150,000 patients’ opt-outs not honoured; their confidential information sold for 3 years

A serious error affecting 150,000 NHS patients has been reported in the media in recent days, after it was uncovered last week. We understand the error affects patients who set an opt-out between March 2015 and June 2018 and whose GP practices use TPP’s SystmOne software – their opt-out codes were not sent to NHS Digital until last week.

As a consequence of this error, from April 2016 until 26 June this year, those patients’ confidential, identifiable data was sold to a range of organisations, including private companies. This will obviously be of concern to a great many people.

Both TPP and NHS Digital are taking remedial action; the coding error has been corrected to ensure opt-outs will be uploaded properly from now on, affected GP practices were written to on Monday 2 July, and the individual patients affected should be written to by the end of the month.

Until then, based on current information, this is what you can do:

If you have recently received a letter from NHS Digital about the conversion of your Type-2 opt-out to the National Data Opt-out then you weren’t affected by this incident. (These letters were sent out during June.)

If however you haven’t received a letter, and you are over 16, and you remember opting out any time from March 2015 onwards, then either:

  1. a) you are affected by the TPP incident, or
  2. b) separately, your opt-out was never applied to your GP record.

Anyone over the age of 13 should be able to check their current opt-out status by using NHS Digital’s new online National Data Opt-out process:

If the light blue status box does not appear when you check and you do not wish your confidential, identifiable medical information to be used for any purposes beyond your own direct care, then you need to set the option on this screen to “No”.

This new online process only works, however, for individuals over 13 years old – and not for families with children or adult dependants. medConfidential’s (now improved!) GP opt-out form continues to work, as it has done since late 2013. It also lets you prevent confidential, identifiable information leaving your GP record, which the National Data Opt-out does not cover.

But – given this incident, and every previous breach of public trust – why can’t every patient see their data, so they can know what has happened?

Everyone agrees how bad the situation created by TPP’s error, with consequences for patients from their data being used against their wishes, really is:

Professor Helen Stokes-Lampard, Chair of the Royal College of GPs, said:

Patient data held by the National Health Service should only ever be used morally, safely and responsibly, and we must all work together to ensure mistakes of this nature are never repeated. We need to be able to reassure patients that their wishes concerning their data are being respected.

Understanding Patient Data said in response (their emphasis):
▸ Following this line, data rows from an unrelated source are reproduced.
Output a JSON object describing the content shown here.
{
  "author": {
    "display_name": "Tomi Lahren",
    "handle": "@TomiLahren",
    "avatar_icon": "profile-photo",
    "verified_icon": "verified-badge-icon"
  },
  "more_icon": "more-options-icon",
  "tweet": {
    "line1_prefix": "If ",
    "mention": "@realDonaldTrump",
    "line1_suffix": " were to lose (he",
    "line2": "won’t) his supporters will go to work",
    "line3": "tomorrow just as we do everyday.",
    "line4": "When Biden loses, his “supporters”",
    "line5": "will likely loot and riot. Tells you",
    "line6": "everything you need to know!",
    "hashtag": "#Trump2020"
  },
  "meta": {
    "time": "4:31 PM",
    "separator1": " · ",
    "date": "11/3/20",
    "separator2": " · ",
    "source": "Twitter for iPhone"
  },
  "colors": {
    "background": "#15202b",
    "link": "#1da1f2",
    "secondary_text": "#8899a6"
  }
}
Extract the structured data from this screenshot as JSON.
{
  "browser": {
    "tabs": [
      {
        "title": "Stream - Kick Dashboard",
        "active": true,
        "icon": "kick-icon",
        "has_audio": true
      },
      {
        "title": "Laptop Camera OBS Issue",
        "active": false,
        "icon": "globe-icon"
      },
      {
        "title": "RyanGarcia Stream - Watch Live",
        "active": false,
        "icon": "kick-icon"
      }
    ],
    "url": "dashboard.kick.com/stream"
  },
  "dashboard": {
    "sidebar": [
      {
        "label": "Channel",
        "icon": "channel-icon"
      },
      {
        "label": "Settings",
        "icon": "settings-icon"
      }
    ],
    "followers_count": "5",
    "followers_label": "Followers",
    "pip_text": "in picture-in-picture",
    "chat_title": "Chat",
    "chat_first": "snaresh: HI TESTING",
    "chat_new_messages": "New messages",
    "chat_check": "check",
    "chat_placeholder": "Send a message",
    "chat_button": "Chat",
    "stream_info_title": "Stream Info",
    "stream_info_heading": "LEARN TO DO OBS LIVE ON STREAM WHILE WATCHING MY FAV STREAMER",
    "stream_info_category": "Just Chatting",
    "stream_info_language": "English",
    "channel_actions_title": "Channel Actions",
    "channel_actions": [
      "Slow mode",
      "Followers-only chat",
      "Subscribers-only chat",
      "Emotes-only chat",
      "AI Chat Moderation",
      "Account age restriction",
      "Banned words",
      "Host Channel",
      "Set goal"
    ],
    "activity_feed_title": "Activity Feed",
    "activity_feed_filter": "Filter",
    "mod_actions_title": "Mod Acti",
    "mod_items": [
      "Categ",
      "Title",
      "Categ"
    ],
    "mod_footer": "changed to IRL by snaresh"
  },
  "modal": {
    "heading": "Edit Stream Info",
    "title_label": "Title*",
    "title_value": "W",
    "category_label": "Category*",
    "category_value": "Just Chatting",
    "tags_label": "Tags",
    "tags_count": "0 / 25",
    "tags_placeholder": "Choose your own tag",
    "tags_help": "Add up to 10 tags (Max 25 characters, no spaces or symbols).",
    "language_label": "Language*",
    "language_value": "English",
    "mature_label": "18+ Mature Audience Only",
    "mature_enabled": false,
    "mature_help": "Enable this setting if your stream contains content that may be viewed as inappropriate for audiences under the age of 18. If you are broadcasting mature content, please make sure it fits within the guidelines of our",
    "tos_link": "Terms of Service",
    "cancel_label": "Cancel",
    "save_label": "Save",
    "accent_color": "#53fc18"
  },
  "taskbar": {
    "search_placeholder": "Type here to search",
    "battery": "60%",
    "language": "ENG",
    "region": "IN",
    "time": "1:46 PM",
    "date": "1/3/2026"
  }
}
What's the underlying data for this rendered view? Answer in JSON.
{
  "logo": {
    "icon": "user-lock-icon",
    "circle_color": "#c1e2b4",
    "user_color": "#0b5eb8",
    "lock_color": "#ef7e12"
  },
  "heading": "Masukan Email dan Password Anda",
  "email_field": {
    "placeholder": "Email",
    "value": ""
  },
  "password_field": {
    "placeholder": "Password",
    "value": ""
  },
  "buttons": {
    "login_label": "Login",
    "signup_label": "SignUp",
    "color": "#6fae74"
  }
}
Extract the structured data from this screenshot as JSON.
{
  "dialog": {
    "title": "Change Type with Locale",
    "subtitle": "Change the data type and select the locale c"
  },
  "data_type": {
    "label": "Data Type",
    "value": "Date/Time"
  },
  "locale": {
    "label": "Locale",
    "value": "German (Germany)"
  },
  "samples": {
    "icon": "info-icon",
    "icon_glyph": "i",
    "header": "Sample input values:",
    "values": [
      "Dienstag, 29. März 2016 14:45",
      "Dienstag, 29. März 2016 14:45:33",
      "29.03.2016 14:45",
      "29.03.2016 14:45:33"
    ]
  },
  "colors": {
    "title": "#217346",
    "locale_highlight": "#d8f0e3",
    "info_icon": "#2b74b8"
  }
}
This incident highlights the critical need for transparency – to ensure that it is clear where data is going and how choices are honoured. It also demonstrates that a trustworthy system must not just say the right things but also do the right things in practice as well: if opt-outs are claimed to be honoured, they absolutely must be. If these standards are not upheld, there has be clear accountability in the system, with sanctions if necessary to demonstrate that these issues are taken seriously, or public confidence will again suffer.

Dr Natalie Banner, who now leads the ‘Understanding Patient Data’ project, tweeted:

Astonishing and appalling failure to uphold patient objections: but what sanctions to ensure providers uphold the standards we expect of them? New opt-out, which is patient-registered rather than GP-registered, *should* be less liable to such errors though.

Mr Harry Evans, from the Kings Fund policy team, said:

We are all agreed on the importance of the public not being surprised by how NHS uses data, so this is just remarkable.

These are fine words, but when will they speak out about the people NHS Digital disregarded in its new ‘digital’ process – a process that Ministers signed off – which separates processing for parents and children? (Not every American policy approach should be replicated in the NHS…)

In a recent explanation for OurNHS, we showed the ‘proxy’ form itself says:

…if your family has children under the age of 13, or if you look after a dependent older relative, then things are even more complicated. Rather than giving a simple instruction to your doctor, those who would prefer their children’s data wasn’t sold to third parties for unknown purposes, will be required to send to NHS Digital, by post, four pieces of ID documentation along with a seven-page form. So much for Jeremy Hunt’s much-vaunted commitment to a ‘paperless’ NHS.

Given the significant effect this will have on people far wider than the 150,000 currently affected, you might want to ask (a) Understanding Patient Data, or (b) your MP, what they are doing to ensure the broken process for families making a decision together is fixed.